“The dollar is strengthening along with the rise in U.S. yields, reflecting expectations for economic expansion from fiscal spending,” said Yunosuke Ikeda, Nomura Holdings Inc.’s head of Japan foreign-exchange research in Tokyo. “Japan’s 2 percent growth can be used as a reason for the BOJ not lowering interest rates for a while.”
The kiwi dropped as much as 0.9 percent to a one-month low after a massive earthquake rocked New Zealand early Monday, killing two people and causing widespread damage. China’s yuan slid to its weakest level in six years.
S&P 500 Index futures rose 0.4 percent, pointing to further gains after the underlying benchmark had its biggest weekly jump in two years.
Japan’s Topix index climbed 1.4 percent, while benchmarks in Hong Kong, Indonesia and Singapore slid to their lowest levels in more than three months. Markets in India are closed for a holiday.
The Shanghai Composite Index rose to a 10-month high after a raft of Chinese economic data, while a gauge of the nation’s shares in Hong Kong fell to a three-month low. Industrial production rose 6.1 percent from a year earlier in October, compared with a median estimate of 6.2 percent in a Bloomberg survey, and retail sales climbed 10 percent. Fixed-asset investment increased 8.3 percent in the first 10 months of the year.

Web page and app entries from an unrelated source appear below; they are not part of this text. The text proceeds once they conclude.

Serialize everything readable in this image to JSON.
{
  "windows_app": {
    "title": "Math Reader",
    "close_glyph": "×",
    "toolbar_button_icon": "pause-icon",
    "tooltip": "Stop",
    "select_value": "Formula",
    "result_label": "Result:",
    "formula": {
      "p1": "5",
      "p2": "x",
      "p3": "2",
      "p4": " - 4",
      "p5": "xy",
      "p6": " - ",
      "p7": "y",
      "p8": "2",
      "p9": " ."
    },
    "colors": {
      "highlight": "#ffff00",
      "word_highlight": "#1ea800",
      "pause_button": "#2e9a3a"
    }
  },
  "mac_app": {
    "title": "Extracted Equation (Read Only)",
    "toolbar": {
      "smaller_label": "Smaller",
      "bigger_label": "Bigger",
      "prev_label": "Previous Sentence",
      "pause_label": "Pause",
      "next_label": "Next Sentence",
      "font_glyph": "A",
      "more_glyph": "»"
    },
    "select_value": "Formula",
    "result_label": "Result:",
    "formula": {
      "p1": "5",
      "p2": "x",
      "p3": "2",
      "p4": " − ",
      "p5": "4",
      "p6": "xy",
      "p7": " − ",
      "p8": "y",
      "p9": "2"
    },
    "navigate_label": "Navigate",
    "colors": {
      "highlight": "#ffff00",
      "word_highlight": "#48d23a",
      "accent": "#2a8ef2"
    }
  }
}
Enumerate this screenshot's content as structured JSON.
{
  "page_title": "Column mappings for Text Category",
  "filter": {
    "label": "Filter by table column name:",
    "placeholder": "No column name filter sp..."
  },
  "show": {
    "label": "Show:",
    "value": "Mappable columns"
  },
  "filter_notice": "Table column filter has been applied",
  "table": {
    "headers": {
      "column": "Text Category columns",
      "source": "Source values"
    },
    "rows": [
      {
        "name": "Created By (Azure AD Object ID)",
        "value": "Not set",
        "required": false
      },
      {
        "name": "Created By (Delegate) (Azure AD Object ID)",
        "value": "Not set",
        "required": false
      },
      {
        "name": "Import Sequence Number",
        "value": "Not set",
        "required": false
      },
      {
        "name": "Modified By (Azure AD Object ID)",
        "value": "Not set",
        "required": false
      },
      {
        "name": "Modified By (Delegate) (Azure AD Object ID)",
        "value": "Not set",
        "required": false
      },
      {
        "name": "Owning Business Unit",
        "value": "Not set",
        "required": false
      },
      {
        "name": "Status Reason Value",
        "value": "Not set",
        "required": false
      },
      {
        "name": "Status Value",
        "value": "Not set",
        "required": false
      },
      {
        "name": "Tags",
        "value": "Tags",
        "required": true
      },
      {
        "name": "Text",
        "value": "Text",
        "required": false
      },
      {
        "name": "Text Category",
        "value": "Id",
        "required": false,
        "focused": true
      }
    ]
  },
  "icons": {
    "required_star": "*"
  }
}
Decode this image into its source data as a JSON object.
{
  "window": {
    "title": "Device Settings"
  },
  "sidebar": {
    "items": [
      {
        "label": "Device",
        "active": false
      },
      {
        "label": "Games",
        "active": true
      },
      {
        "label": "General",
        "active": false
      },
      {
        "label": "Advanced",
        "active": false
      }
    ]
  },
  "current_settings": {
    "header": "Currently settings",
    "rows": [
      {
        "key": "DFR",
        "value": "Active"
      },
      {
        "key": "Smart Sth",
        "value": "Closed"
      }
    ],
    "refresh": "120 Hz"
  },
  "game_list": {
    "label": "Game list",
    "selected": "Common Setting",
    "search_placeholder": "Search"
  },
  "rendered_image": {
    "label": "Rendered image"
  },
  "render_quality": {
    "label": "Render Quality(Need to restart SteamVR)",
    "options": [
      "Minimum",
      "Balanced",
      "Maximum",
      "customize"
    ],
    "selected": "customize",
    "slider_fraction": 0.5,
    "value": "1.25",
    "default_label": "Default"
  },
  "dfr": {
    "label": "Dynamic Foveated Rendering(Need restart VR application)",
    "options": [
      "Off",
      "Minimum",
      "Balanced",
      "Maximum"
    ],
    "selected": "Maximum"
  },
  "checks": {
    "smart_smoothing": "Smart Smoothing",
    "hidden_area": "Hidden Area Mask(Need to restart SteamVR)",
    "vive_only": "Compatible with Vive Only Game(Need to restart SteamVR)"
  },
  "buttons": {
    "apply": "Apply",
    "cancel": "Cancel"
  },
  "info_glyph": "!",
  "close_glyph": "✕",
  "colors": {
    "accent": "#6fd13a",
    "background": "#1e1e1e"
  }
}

New Zealand’s S&P/NZX 50 Index added 0.5 percent, led by a 4 percent jump in construction company Fletcher Building Ltd. following the earthquake.